My Resume Isn’t What Landed Me My Dream Job — Here’s What Did
I used to keep my career and personal life very separate. It was basically like the division of church and state. I remained professional at all times in the office and let few into my personal life beyond the basic music, movies and sports chitchat. I thought there was a right way to find career success — stay on the straight and narrow path so you can climb the ladder and never look back. But when I was laid off from work in February 2017 and then again in November 2017, I decided to throw everything I knew out the window. I needed another job, and I needed a new strategy if I was going to land one that was going to stick.
Spinning The Negative Into A Positive
I’ve always had a passion for career development. As a self-titled “career enthusiast,” my dream job has always been to write about networking, interviewing, job searching, negotiating and more. So when I was laid off from work the second time in 2017, I wasn’t sure how I could spin my experience and land a job as a career editor.
All I could think was, “Why would someone want to hire me as a career editor when I’ve been laid off twice in one year?!” But I was missing something. Being laid off twice in one year made me an even better candidate for a career editor role. It also helped me learn more about my personal finances since I needed to live on an even stricter budget than before.
I could give real-life advice for how to budget your finances when you’re laid off from work, or how to land a job when you’ve been unemployed for a few months. I was networking all the time and writing cover letters day in and day out. It also set me apart from the other candidates who may have only read about layoffs or were rusty with their networking, interviewing or negotiating skills. I was able to spin this “negative” into a positive and use it to my advantage when applying for jobs. My personal experience helped me land interviews and job offers.
Letting People In And Landing A Job
While all of this was happening, I was working on my personal finances. I had bought a house at just 25 years old with my boyfriend. We saved a lot during our first few years out of college and decided to make the investment rather than rent an apartment.
Not many people in my professional life knew about this achievement at the time, nor did I think they’d necessarily care. People don’t buy homes in their 20s like they used to, especially with the amount of student loan debt millennials are paying back.
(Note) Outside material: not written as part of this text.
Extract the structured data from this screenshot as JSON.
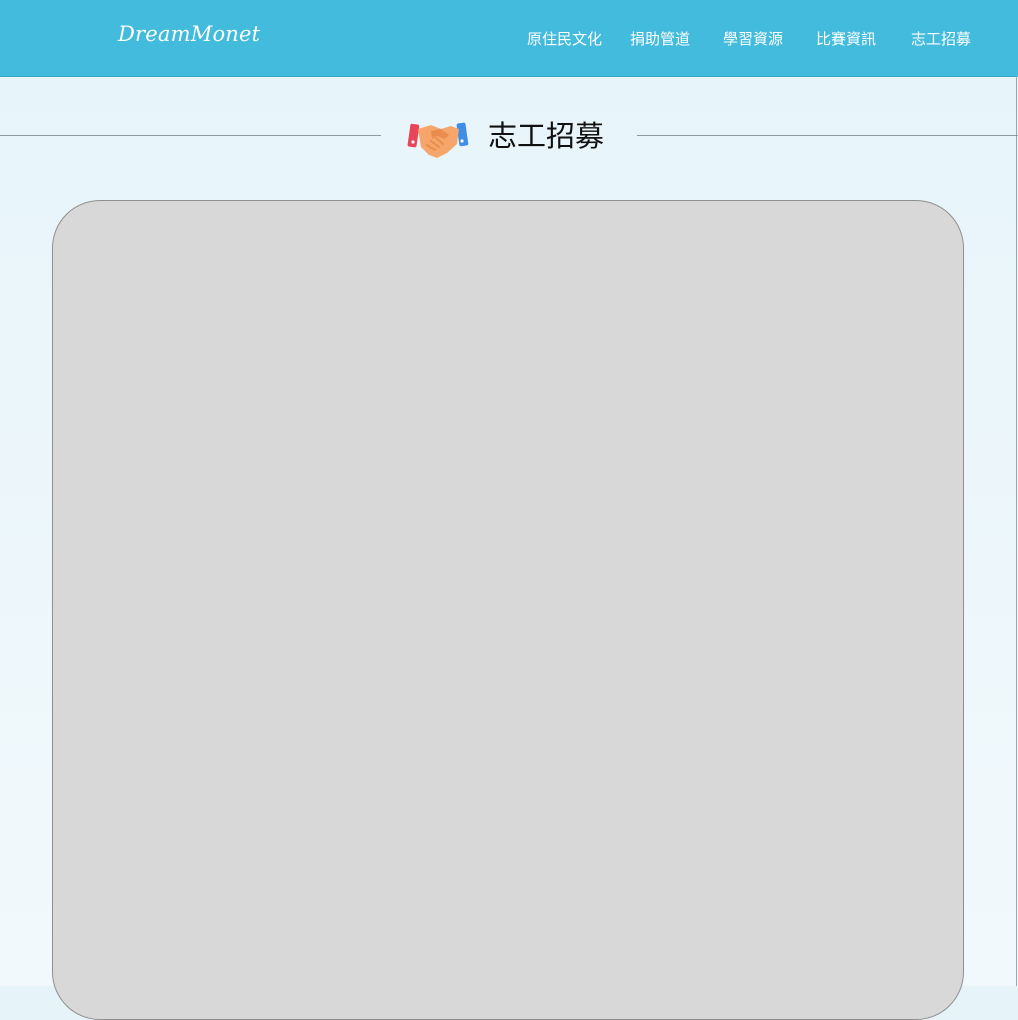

So I pretty much kept this accomplishment to myself and only shared it with friends and family members.
However, this huge milestone became the jumpstart I needed to get really good with my money, which eventually led to job offers in financial media. I realized I was pretty good with my cash after being able to save up enough money for a house in such a short amount of time. Plus, I had learned the value of investing fast, which I realized not many twenty-somethings can say, either.
After buying a house, I started investing money in other ways. I had an IRA in tandem with my 401(k) and a handful of stocks, plus I opened separate investment accounts with Ellevest. I created multiple budget spreadsheets and financial plans, too. I was owning my finances.
So when I interviewed for jobs in the real estate space, personal finance industry and financial content marketing, I was able to tell the story about how I bought my first home at 25 and took real control over my financial future. All of this personal experience with money helped me be a qualified candidate for each of these roles. I was offered a job at each of these companies.
The Perfect Mix
When my dream job eventually came around, I knew I had to use my personal experience and my career experience as the perfect mix in order to show how qualified I really was for the role. I included each of these stories in my cover letter and further discussed each one during the interview.
Between being laid off from work and managing my finances like a boss, plus my career experience in the media industry, I was able to land the role of senior career and finance editor at Swirled. Years ago, I would’ve never thought that my personal experience would help me land a job. I would’ve kept my personal finance accomplishments to myself, or downplayed my year of double layoffs. But instead, these two experiences made me a strong candidate, and for that, I’m grateful.
Don’t be shy about what you’ve accomplished in your personal life. Your career experience can only get you so far. Aim to be your whole self at work and in interviews so you can land the job you’ve always wanted. And embrace the crazy path you’re on because it’ll never be straight and narrow. It’ll only continue twisting and turning, but if you learn how to navigate it, you’ll still find success in the end.